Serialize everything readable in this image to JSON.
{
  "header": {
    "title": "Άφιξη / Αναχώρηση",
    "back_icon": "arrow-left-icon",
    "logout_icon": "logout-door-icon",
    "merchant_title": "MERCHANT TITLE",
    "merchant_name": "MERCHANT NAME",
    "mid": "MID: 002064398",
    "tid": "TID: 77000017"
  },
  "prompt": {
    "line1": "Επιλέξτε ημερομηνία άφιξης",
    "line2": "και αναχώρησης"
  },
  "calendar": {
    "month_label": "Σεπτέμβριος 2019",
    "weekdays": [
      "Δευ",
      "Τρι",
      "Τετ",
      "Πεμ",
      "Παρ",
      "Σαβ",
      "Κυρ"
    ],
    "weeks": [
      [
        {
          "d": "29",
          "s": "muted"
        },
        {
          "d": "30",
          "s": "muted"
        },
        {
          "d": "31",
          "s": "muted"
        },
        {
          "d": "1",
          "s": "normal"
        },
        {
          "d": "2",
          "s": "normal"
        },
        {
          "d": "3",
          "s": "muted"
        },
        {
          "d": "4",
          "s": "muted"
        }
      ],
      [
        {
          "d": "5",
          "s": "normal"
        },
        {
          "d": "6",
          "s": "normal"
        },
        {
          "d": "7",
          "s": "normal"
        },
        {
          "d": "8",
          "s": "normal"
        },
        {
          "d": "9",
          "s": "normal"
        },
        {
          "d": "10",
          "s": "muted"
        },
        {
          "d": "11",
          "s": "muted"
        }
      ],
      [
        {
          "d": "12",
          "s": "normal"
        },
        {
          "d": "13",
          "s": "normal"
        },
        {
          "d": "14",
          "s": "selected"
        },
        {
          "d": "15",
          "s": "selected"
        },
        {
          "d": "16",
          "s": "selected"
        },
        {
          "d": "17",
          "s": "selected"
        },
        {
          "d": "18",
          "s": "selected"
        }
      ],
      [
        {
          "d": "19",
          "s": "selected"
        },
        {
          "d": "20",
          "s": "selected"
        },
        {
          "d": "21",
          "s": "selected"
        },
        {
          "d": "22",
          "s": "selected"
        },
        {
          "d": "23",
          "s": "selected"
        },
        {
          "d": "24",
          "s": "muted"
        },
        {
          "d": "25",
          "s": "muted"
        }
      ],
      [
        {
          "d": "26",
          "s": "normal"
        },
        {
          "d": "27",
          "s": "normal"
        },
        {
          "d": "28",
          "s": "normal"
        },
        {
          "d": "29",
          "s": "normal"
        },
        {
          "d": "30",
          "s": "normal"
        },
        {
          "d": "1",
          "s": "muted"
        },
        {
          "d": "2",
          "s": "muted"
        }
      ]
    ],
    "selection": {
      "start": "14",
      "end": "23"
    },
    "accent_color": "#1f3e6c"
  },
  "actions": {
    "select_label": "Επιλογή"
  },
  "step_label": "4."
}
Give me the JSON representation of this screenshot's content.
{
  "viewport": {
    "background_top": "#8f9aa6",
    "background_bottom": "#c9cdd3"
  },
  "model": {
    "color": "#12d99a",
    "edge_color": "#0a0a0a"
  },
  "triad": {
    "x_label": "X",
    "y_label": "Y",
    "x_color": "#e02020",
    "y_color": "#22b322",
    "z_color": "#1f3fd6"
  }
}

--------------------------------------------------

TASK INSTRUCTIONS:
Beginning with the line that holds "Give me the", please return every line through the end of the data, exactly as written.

EXERCISE OUTPUT:
Give me the JSON representation of this screenshot's content.
{
  "viewport": {
    "background_top": "#8f9aa6",
    "background_bottom": "#c9cdd3"
  },
  "model": {
    "color": "#12d99a",
    "edge_color": "#0a0a0a"
  },
  "triad": {
    "x_label": "X",
    "y_label": "Y",
    "x_color": "#e02020",
    "y_color": "#22b322",
    "z_color": "#1f3fd6"
  }
}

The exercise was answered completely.